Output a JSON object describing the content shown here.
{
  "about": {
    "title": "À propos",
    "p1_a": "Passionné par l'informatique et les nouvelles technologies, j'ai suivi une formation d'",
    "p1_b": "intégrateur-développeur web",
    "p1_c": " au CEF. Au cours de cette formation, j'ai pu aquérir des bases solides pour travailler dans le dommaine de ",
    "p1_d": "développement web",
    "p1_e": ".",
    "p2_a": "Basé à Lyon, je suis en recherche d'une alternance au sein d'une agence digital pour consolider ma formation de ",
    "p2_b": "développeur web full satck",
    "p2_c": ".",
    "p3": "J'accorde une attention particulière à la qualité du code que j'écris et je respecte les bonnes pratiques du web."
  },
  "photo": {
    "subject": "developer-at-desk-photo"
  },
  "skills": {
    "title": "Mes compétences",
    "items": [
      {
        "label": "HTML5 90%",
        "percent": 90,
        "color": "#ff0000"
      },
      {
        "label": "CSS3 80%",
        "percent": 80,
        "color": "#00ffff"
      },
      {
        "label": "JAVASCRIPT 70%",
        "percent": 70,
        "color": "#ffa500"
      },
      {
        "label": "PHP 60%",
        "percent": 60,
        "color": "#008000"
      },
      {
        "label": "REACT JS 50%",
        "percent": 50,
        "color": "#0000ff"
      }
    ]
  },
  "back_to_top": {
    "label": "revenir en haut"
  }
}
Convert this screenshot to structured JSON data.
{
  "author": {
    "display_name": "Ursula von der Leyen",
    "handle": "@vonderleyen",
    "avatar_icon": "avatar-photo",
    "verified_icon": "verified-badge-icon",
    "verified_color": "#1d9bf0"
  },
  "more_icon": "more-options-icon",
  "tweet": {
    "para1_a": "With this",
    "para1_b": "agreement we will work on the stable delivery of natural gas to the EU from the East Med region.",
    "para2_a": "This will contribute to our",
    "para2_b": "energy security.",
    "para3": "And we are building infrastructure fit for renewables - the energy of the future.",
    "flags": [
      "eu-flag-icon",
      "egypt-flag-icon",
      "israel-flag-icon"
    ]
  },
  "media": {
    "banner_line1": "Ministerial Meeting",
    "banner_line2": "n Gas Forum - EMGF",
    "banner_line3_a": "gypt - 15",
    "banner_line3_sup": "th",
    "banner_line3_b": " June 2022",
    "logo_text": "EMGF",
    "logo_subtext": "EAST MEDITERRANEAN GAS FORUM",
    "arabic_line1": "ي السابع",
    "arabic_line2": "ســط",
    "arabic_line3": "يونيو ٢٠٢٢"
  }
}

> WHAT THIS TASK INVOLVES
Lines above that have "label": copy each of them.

> TASK RESULT
        "label": "HTML5 90%",
        "label": "CSS3 80%",
        "label": "JAVASCRIPT 70%",
        "label": "PHP 60%",
        "label": "REACT JS 50%",
    "label": "revenir en haut"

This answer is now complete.